The National Institutes of Health is expanding the Alzheimer’s Disease Neuroimaging Initiative (ADNI), a groundbreaking study that will recruit hundreds of new volunteers to help define the subtle changes that may take place in the brains of older people many years before overt symptoms of Alzheimer’s disease appear. ADNI is the largest public-private partnership to date in Alzheimer’s disease research. It is led by the National Institute on Aging (NIA) at NIH, through a grant to the non-profit Northern California Institute for Research and Education (NCIRE), with private sector support provided through the Foundation for the National Institutes of Health (FNIH).
Researchers are seeking new volunteers to join those already participating in the study as it enters a second phase, called ADNI2. Over the next five years, approximately 1,000 people aged 55 to 90 will be enrolled at approximately 55 sites in the United States and Canada. They will be followed to define any changes in brain structure and function as people transition from normal cognitive aging to mild cognitive impairment (MCI), often a precursor to Alzheimer’s, to Alzheimer’s dementia. The study will use imaging techniques and biomarker measures in blood and cerebrospinal fluid specially developed to track changes in the living brain. Researchers hope to identify who is at risk for Alzheimer’s, track progression of the disease and devise tests to measure the effectiveness of potential interventions.
“ADNI2 will build upon the successes of this ongoing effort to identify the earliest signs of Alzheimer’s disease, when damage to the brain may begin well before symptoms appear,” said NIA Director Richard J. Hodes, M.D. “This phase of the study, which includes greater numbers of volunteers in the earliest stages of cognitive impairment, should give us new insights into the onset and progression of Alzheimer’s disease.”
Michael Weiner, M.D., of the San Francisco Department of Veterans Affairs Medical Center and the University of California, San Francisco, is principal investigator for the study.
“By determining how brain scans, biomarker measures and cognitive testing results relate to each other and the symptoms a person is having, we are getting a much clearer picture about the onset and progression of this devastating neurodegenerative disorder,” Weiner said.

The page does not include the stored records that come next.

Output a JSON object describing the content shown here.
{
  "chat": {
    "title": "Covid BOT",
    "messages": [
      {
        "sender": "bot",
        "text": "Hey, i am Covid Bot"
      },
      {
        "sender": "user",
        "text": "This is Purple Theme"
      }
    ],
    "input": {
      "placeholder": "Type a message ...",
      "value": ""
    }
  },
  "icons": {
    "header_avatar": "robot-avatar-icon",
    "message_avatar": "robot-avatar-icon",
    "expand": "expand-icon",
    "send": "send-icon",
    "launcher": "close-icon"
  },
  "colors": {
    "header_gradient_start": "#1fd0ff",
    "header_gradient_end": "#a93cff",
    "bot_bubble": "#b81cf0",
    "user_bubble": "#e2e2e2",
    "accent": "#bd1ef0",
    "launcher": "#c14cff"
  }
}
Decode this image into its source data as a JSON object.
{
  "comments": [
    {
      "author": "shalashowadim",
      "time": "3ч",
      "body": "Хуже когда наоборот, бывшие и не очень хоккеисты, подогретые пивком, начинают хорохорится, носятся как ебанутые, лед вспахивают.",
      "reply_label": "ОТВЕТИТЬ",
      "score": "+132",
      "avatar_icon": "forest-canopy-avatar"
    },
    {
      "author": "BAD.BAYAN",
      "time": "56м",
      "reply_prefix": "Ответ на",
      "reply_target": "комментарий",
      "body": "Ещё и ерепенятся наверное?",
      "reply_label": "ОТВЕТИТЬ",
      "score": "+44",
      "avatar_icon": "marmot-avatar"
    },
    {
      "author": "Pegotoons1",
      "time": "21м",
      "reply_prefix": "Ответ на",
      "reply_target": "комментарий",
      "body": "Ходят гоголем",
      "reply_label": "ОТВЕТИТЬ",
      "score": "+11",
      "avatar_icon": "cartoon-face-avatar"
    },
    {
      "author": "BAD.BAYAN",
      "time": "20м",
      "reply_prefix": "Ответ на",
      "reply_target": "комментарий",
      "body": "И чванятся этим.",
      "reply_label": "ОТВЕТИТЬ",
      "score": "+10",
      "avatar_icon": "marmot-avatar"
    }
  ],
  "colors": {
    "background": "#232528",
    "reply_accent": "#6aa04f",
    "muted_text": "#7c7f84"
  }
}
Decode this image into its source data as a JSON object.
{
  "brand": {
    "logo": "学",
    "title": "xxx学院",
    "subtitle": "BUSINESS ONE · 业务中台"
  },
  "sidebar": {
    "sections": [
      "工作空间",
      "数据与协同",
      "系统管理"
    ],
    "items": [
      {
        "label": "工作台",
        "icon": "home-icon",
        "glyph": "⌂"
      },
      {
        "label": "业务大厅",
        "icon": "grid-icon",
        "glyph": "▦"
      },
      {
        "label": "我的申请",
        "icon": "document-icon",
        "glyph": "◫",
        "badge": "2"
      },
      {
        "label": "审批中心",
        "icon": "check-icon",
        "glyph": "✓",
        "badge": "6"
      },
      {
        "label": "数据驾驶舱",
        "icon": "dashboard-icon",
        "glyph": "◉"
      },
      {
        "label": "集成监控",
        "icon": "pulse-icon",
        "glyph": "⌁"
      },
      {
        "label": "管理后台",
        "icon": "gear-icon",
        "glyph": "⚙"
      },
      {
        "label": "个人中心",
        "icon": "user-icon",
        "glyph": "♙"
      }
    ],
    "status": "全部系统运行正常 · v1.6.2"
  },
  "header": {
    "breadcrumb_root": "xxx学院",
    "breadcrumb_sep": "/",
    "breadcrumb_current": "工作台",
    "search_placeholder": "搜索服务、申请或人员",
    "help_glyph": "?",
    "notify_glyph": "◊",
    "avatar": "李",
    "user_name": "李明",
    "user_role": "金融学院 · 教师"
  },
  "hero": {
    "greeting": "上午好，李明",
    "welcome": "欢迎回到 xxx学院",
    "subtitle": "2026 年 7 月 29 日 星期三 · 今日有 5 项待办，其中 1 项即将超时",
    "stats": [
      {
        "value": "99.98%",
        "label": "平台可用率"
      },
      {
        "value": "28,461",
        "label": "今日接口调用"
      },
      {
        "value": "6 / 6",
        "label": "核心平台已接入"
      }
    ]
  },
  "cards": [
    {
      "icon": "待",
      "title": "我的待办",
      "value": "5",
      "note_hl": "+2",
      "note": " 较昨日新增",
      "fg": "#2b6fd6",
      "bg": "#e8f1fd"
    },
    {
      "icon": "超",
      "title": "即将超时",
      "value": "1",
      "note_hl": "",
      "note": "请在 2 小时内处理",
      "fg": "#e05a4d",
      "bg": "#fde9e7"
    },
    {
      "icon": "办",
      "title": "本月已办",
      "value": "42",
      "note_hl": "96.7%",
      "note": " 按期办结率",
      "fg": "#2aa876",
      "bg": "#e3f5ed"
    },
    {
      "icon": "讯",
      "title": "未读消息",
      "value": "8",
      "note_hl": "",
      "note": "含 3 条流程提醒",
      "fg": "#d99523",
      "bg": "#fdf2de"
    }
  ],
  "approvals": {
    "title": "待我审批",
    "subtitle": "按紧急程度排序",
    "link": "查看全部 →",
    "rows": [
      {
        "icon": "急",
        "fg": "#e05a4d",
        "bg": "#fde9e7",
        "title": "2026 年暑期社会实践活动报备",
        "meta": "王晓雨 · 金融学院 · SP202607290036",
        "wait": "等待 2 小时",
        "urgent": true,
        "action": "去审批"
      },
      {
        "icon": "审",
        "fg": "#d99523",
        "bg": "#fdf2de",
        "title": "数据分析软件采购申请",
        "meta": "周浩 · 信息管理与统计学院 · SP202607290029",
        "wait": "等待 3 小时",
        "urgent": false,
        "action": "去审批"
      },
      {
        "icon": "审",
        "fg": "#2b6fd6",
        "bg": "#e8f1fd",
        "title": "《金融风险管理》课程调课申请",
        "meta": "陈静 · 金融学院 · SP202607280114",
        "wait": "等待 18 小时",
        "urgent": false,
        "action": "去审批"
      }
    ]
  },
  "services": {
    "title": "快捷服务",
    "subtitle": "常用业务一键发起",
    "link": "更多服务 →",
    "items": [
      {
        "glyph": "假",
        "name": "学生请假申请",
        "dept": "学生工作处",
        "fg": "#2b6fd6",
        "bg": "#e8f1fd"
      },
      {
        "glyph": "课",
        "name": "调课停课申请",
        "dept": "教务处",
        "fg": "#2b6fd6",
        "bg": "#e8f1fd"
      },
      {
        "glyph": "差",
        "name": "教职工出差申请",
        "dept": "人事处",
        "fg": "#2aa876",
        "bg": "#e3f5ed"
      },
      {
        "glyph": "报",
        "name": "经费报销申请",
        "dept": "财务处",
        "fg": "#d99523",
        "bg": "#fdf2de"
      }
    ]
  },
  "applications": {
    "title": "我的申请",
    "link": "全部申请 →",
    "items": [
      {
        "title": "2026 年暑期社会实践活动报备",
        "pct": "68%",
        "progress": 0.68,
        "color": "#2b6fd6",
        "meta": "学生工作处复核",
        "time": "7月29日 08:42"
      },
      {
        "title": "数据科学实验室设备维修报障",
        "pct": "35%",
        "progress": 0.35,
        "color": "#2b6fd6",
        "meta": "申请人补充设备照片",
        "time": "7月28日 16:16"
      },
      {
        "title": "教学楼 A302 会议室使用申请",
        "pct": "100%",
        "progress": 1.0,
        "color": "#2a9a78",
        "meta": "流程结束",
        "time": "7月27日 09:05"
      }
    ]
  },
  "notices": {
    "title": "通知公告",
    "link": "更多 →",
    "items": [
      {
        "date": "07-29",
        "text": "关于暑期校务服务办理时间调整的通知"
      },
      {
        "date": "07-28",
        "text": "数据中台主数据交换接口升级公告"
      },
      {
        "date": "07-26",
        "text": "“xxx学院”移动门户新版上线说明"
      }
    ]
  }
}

NIA is joined in federal support of the project by the National Institute of Neurological Disorders and Stroke, the National Institute of Mental Health and the National Institute of Biomedical Imaging and Bioengineering, also parts of the NIH. NIH anticipates providing $40 million to the project over the next five years; $8 million was awarded in fiscal year 2010, with a further $32 million committed, subject to funds availability The Food and Drug Administration is also participating. An anticipated $22 million in private sector funding through the FNIH will come from pharmaceutical, imaging, and clinical trial management companies and non-profit organizations, including the Alzheimer’s Association and Alzheimer’s Drug Discovery Foundation, as well as from private donations. Included in that sum is $1.5 million the Canadian Institute of Health Research is directly providing to the Canadian sites to fund a portion of their total costs.
ADNI2 will recruit 550 new volunteers. The study also will continue to follow participants recruited during two earlier phases: ADNI1, started in 2004, and ADNI-GO (Grand Opportunity), begun in 2009 from an NIH grant under the Recovery Act (ARRA). Grand Opportunity Recovery Act grants support high-impact projects with short-term, non-renewable funding.
This effort will continue to track changes in the brain with clinical and cognitive testing and brain scans measuring glucose metabolism and the amount of beta-amyloid protein — a hallmark of Alzheimer’s disease –deposited in the brain. Researchers are also collecting serum and plasma for biomarker measures and blood samples for genetic analysis. All new participants in ADNI2 will receive lumbar punctures to measure cerebrospinal fluid biomarkers and will have blood drawn for plasma biomarkers.
One important aspect of the study is the sharing of data soon after it is obtained. Study data are posted to a publicly accessible database available to qualified researchers worldwide. To date, more than 1,700 researchers have signed up for ADNI database access.
ADNI is stimulating the development of a worldwide collaboration among academia, government and industry researchers and has resulted in over 170 published papers. The ongoing study has resulted in new findings about how changes in the structure of the hippocampus, a brain area important to learning and memory, may help detect disease progression and effectiveness of potential treatments. It has also established biomarker and imaging measures that predict risk for cognitive decline and conversion to dementia in this clinical cohort.
Neil Buckholtz, Ph.D., who has led the study for NIA’s Division of Neuroscience, stressed the importance of public participation in the study, particularly as recruitment turns attention to people with the very earliest signs of possible disease. Researchers hope to add 100 more participants with early MCI to the 200 already being followed to achieve a primary goal-identifying the onset of the disease before symptoms appear.
“We are grateful to all the volunteers who have participated in ADNI thus far and who may join the study. Their efforts so far have told us a great deal about Alzheimer’s disease, and the next phase should provide even greater insights,” Buckholtz said.
Date: October 22, 2010
Source: Alzheimer’s Disease Neuroimaging Initiative